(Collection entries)
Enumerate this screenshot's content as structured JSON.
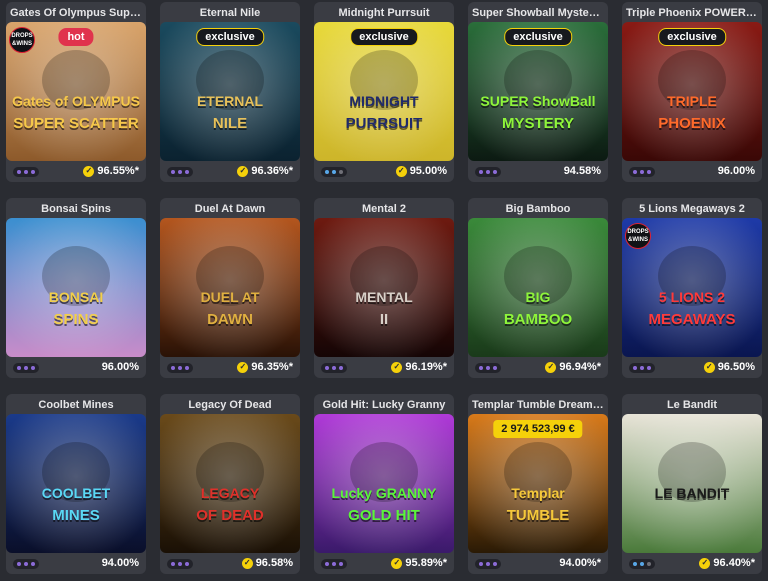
{
  "games": [
    {
      "title": "Gates Of Olympus Super ...",
      "badge": "hot",
      "badge_type": "hot",
      "drops": "DROPS\n&WINS",
      "logo": "Gates of OLYMPUS",
      "logo2": "SUPER SCATTER",
      "rtp": "96.55%*",
      "verified": true,
      "dots": "purple",
      "palette": [
        "#d9a46b",
        "#8d5a2b"
      ],
      "logo_color": "#f6c84a"
    },
    {
      "title": "Eternal Nile",
      "badge": "exclusive",
      "badge_type": "exclusive",
      "logo": "ETERNAL",
      "logo2": "NILE",
      "rtp": "96.36%*",
      "verified": true,
      "dots": "purple",
      "palette": [
        "#1a4a5e",
        "#0b2230"
      ],
      "logo_color": "#e7c15a"
    },
    {
      "title": "Midnight Purrsuit",
      "badge": "exclusive",
      "badge_type": "exclusive",
      "logo": "MIDNIGHT",
      "logo2": "PURRSUIT",
      "rtp": "95.00%",
      "verified": true,
      "dots": "blue",
      "palette": [
        "#e8d93a",
        "#cdb52a"
      ],
      "logo_color": "#1f2a6b"
    },
    {
      "title": "Super Showball Mystery ...",
      "badge": "exclusive",
      "badge_type": "exclusive",
      "logo": "SUPER ShowBall",
      "logo2": "MYSTERY",
      "rtp": "94.58%",
      "verified": false,
      "dots": "purple",
      "palette": [
        "#2a6e3a",
        "#0c1a12"
      ],
      "logo_color": "#8ef53a"
    },
    {
      "title": "Triple Phoenix POWER C...",
      "badge": "exclusive",
      "badge_type": "exclusive",
      "logo": "TRIPLE",
      "logo2": "PHOENIX",
      "rtp": "96.00%",
      "verified": false,
      "dots": "purple",
      "palette": [
        "#8a1a14",
        "#3a0806"
      ],
      "logo_color": "#ff6a2a"
    },
    {
      "title": "Bonsai Spins",
      "logo": "BONSAI",
      "logo2": "SPINS",
      "rtp": "96.00%",
      "verified": false,
      "dots": "purple",
      "palette": [
        "#3a8fd0",
        "#c98cc9"
      ],
      "logo_color": "#f2cf4a"
    },
    {
      "title": "Duel At Dawn",
      "logo": "DUEL AT",
      "logo2": "DAWN",
      "rtp": "96.35%*",
      "verified": true,
      "dots": "purple",
      "palette": [
        "#b4561e",
        "#2a1206"
      ],
      "logo_color": "#e0b040"
    },
    {
      "title": "Mental 2",
      "logo": "MENTAL",
      "logo2": "II",
      "rtp": "96.19%*",
      "verified": true,
      "dots": "purple",
      "palette": [
        "#6e1a10",
        "#150505"
      ],
      "logo_color": "#d8d0c8"
    },
    {
      "title": "Big Bamboo",
      "logo": "BIG",
      "logo2": "BAMBOO",
      "rtp": "96.94%*",
      "verified": true,
      "dots": "purple",
      "palette": [
        "#3a8a3a",
        "#1a3a1a"
      ],
      "logo_color": "#8ef53a"
    },
    {
      "title": "5 Lions Megaways 2",
      "drops": "DROPS\n&WINS",
      "logo": "5 LIONS 2",
      "logo2": "MEGAWAYS",
      "rtp": "96.50%",
      "verified": true,
      "dots": "purple",
      "palette": [
        "#1e3aa8",
        "#0a1650"
      ],
      "logo_color": "#ff3a3a"
    },
    {
      "title": "Coolbet Mines",
      "logo": "COOLBET",
      "logo2": "MINES",
      "rtp": "94.00%",
      "verified": false,
      "dots": "purple",
      "palette": [
        "#1a3a8a",
        "#0a0f2a"
      ],
      "logo_color": "#5ad8f5"
    },
    {
      "title": "Legacy Of Dead",
      "logo": "LEGACY",
      "logo2": "OF DEAD",
      "rtp": "96.58%",
      "verified": true,
      "dots": "purple",
      "palette": [
        "#6a4a1a",
        "#1a1005"
      ],
      "logo_color": "#e0302a"
    },
    {
      "title": "Gold Hit: Lucky Granny",
      "logo": "Lucky GRANNY",
      "logo2": "GOLD HIT",
      "rtp": "95.89%*",
      "verified": true,
      "dots": "purple",
      "palette": [
        "#b03ad8",
        "#3a1a6a"
      ],
      "logo_color": "#5af53a"
    },
    {
      "title": "Templar Tumble Dream D...",
      "badge": "2 974 523,99 €",
      "badge_type": "jackpot",
      "logo": "Templar",
      "logo2": "TUMBLE",
      "rtp": "94.00%*",
      "verified": false,
      "dots": "purple",
      "palette": [
        "#d87a1a",
        "#2a1a05"
      ],
      "logo_color": "#f5c83a"
    },
    {
      "title": "Le Bandit",
      "logo": "LE BANDIT",
      "logo2": "",
      "rtp": "96.40%*",
      "verified": true,
      "dots": "blue",
      "palette": [
        "#e8e4d8",
        "#4a7a3a"
      ],
      "logo_color": "#1a1a1a"
    }
  ]
}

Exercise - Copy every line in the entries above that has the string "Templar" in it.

Answer below -
      "title": "Templar Tumble Dream D...",
      "logo": "Templar",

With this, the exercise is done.